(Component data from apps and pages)
════

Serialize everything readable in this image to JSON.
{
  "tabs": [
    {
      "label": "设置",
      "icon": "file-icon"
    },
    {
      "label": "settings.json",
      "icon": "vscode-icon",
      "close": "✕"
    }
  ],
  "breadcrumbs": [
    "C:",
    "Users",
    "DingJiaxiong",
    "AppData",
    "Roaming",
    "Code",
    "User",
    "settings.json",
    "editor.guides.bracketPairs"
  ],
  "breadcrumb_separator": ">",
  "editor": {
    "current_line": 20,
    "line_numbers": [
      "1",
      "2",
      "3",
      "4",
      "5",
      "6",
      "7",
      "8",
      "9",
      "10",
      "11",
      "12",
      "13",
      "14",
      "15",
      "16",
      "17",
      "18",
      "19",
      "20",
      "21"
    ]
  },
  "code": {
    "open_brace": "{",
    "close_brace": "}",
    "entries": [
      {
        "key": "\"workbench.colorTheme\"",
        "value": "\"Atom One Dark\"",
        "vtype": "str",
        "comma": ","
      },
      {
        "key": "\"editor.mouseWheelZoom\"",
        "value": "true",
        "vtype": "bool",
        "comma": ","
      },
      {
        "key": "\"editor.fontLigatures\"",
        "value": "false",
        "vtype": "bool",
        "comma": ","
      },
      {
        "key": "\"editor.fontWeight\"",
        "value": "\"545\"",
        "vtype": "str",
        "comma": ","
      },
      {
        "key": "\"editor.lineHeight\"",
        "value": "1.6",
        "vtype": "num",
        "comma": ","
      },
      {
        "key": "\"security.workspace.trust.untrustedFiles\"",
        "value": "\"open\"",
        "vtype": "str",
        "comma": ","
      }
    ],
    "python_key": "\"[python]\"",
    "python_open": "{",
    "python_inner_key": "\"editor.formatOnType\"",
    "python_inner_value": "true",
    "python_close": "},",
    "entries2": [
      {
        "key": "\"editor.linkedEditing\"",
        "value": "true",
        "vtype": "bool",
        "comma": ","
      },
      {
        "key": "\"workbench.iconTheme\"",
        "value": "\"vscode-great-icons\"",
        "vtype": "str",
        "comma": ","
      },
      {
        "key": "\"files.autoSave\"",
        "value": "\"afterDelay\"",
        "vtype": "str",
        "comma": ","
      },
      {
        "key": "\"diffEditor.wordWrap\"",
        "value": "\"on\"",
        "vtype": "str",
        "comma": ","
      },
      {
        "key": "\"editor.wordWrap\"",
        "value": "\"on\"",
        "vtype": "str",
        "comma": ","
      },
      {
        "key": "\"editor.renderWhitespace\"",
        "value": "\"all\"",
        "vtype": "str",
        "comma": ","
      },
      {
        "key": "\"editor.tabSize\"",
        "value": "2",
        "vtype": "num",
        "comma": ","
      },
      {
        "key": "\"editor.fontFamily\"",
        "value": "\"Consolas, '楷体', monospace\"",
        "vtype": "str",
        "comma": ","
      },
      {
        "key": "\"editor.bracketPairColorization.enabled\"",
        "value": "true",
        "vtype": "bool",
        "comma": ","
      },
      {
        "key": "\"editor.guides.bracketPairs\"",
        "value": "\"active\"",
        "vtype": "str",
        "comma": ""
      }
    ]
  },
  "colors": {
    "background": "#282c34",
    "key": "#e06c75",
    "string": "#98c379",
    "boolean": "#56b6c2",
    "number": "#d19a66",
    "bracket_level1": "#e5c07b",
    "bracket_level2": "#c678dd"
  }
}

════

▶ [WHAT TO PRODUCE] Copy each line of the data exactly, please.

▶ [OUTPUT OF THE TASK]
Serialize everything readable in this image to JSON.
{
  "tabs": [
    {
      "label": "设置",
      "icon": "file-icon"
    },
    {
      "label": "settings.json",
      "icon": "vscode-icon",
      "close": "✕"
    }
  ],
  "breadcrumbs": [
    "C:",
    "Users",
    "DingJiaxiong",
    "AppData",
    "Roaming",
    "Code",
    "User",
    "settings.json",
    "editor.guides.bracketPairs"
  ],
  "breadcrumb_separator": ">",
  "editor": {
    "current_line": 20,
    "line_numbers": [
      "1",
      "2",
      "3",
      "4",
      "5",
      "6",
      "7",
      "8",
      "9",
      "10",
      "11",
      "12",
      "13",
      "14",
      "15",
      "16",
      "17",
      "18",
      "19",
      "20",
      "21"
    ]
  },
  "code": {
    "open_brace": "{",
    "close_brace": "}",
    "entries": [
      {
        "key": "\"workbench.colorTheme\"",
        "value": "\"Atom One Dark\"",
        "vtype": "str",
        "comma": ","
      },
      {
        "key": "\"editor.mouseWheelZoom\"",
        "value": "true",
        "vtype": "bool",
        "comma": ","
      },
      {
        "key": "\"editor.fontLigatures\"",
        "value": "false",
        "vtype": "bool",
        "comma": ","
      },
      {
        "key": "\"editor.fontWeight\"",
        "value": "\"545\"",
        "vtype": "str",
        "comma": ","
      },
      {
        "key": "\"editor.lineHeight\"",
        "value": "1.6",
        "vtype": "num",
        "comma": ","
      },
      {
        "key": "\"security.workspace.trust.untrustedFiles\"",
        "value": "\"open\"",
        "vtype": "str",
        "comma": ","
      }
    ],
    "python_key": "\"[python]\"",
    "python_open": "{",
    "python_inner_key": "\"editor.formatOnType\"",
    "python_inner_value": "true",
    "python_close": "},",
    "entries2": [
      {
        "key": "\"editor.linkedEditing\"",
        "value": "true",
        "vtype": "bool",
        "comma": ","
      },
      {
        "key": "\"workbench.iconTheme\"",
        "value": "\"vscode-great-icons\"",
        "vtype": "str",
        "comma": ","
      },
      {
        "key": "\"files.autoSave\"",
        "value": "\"afterDelay\"",
        "vtype": "str",
        "comma": ","
      },
      {
        "key": "\"diffEditor.wordWrap\"",
        "value": "\"on\"",
        "vtype": "str",
        "comma": ","
      },
      {
        "key": "\"editor.wordWrap\"",
        "value": "\"on\"",
        "vtype": "str",
        "comma": ","
      },
      {
        "key": "\"editor.renderWhitespace\"",
        "value": "\"all\"",
        "vtype": "str",
        "comma": ","
      },
      {
        "key": "\"editor.tabSize\"",
        "value": "2",
        "vtype": "num",
        "comma": ","
      },
      {
        "key": "\"editor.fontFamily\"",
        "value": "\"Consolas, '楷体', monospace\"",
        "vtype": "str",
        "comma": ","
      },
      {
        "key": "\"editor.bracketPairColorization.enabled\"",
        "value": "true",
        "vtype": "bool",
        "comma": ","
      },
      {
        "key": "\"editor.guides.bracketPairs\"",
        "value": "\"active\"",
        "vtype": "str",
        "comma": ""
      }
    ]
  },
  "colors": {
    "background": "#282c34",
    "key": "#e06c75",
    "string": "#98c379",
    "boolean": "#56b6c2",
    "number": "#d19a66",
    "bracket_level1": "#e5c07b",
    "bracket_level2": "#c678dd"
  }
}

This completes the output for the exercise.